You’ve gotta hand it to longtime PGA Tour caddie Joe LaCava for standing by his man. When Tiger Woods decided to roll the dice on a third major back surgery in 2017 — the dreaded “fusion” move that has truncated many an athletic career — the former bag man for Freddie Couples (who’s had a few back issues himself) and Dustin Johnson didn’t seek out another employer.
He waited. He supported. He hoped.
He knew who he was dealing with.
And now look at him: Basking alongside Woods in the glow of the most electrifying Masters in years, perhaps ever.

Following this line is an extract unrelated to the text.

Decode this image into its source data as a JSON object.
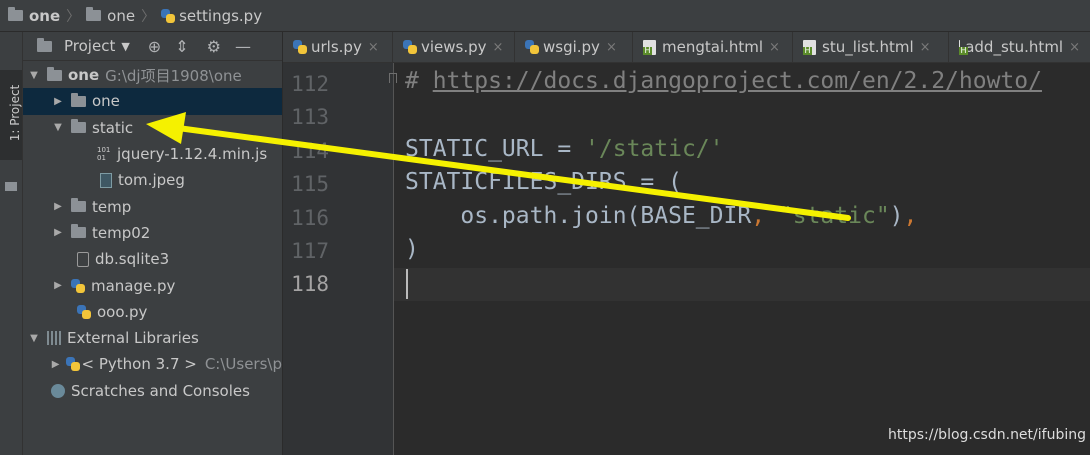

The payoff for LaCava’s patience and faith began in 2018 as Tiger notched at Top 10 finish at the Open Championship, then a runner-up finish at the PGA, then a win at the Tour Championship.
But this was different, of course. This was The Comeback painted on the largest, richest canvas in golf, and LaCava was a huge part of it.
Of course he was. There’s much more to a Tour caddie than what the old trope “show up, keep up and shut up” connotes.
“How much credit do I give you?” Christopher “Mad Dog” Russo asked LaCava during this XM Radio interview on Monday. “Did you talk him out of something, or into something, that worked out?”
“Not really,” replied LaCava, who maintained his trademark stone-faced visage throughout Tiger’s Masters performance until that final putt dropped. His smile outshone his bald head as his boss gave him a huge hug and a “we’re all the way back, dude!” high five as a thunderous crowed ringing Augusta National’s 18th green did their best to share in the embrace. “I certainly don’t want to take any credit, he hits the shots.”
Still, LaCava pointed to one key moment on Sunday’s front nine where he steered Tiger away from the big stick and toward a safer club.
“Talking about the new [50 yard longer] fifth hole, for three straight days it had been his bugaboo. We’d been making fives on that hole. “On Saturday he pulled the driver into the bunker [again], trying to hit a little slider. He said, ‘I’ve got to trust my instincts more.’ I said, ‘What do you mean by that?’ ‘I feel like I should hit 3-wood.’ I said, ‘Well, trust your instincts.’”
“So of course we get there on Sunday, and he’s got this hands on Frank [his famed driver head cover], and I said, ‘What are you doing?’ He said, ‘What do you mean?’ I said, ‘You talked about hitting 3-wood yesterday, let’s hit 3-wood and stick to the game plan.’ And of course he piped it right down the middle and hit the green in two.”
Tiger went on to make bogey anyway with a 3-putt, but LaCava knows they made the right choice there.
“You can’t be afraid to make decisions. I’m not going to sit here and tell you I’m always right, I make mistakes, but Tiger doesn’t come back at me and get mad. He knows if it’s the wrong club, so he doesn’t have to get all upset about it.
“That’s the deal with me, and my wife will tell you the same thing: I always think I’m right, and I’m going to tell him what I’m thinking.”
Before the round even started, on the first tee, LaCava took Tiger aside, telling him to be “loose but intense.” In other words, keep the emotions in check. That’s what Woods did; even when he later notched another bogey to then leader Francesco Molinari’s birdie, putting him three shots back, Tiger remembered those words, giving himself a pep talk during a bathroom break. Then came the back nine, the play-it-safe 12th hole shot, the 16th hole near-ace, the glory.
So what can we mortals — who don’t usually have a Joe Lacava around to push us toward a certain club or keep us on the emotional rails — learn from this?
It’s taken me 45 years of golf to learn, but for me, I know I must be my own caddie every time I go out there. When I step on the tee of a risk-reward par 5, I’ve got to tell myself to leave the big dog in the kennel and lay up with a smart club, as in this great Golf Tips lesson.
And when I’m fortunate enough to have an experienced looper along for the ride, by God, I’ve got to set my ego aside and take his or her advice.
One more thing: We’re not playing in the Masters. No pressure needed or warranted, even if we have a few bucks on the line. So why do we load up on pressure anyway? Why do we do that do ourselves?
Because we’re human.
So is Tiger, as we well know.
Lacava certainly knows that, too, so let him, again, have the last word:
“Loose but intense.”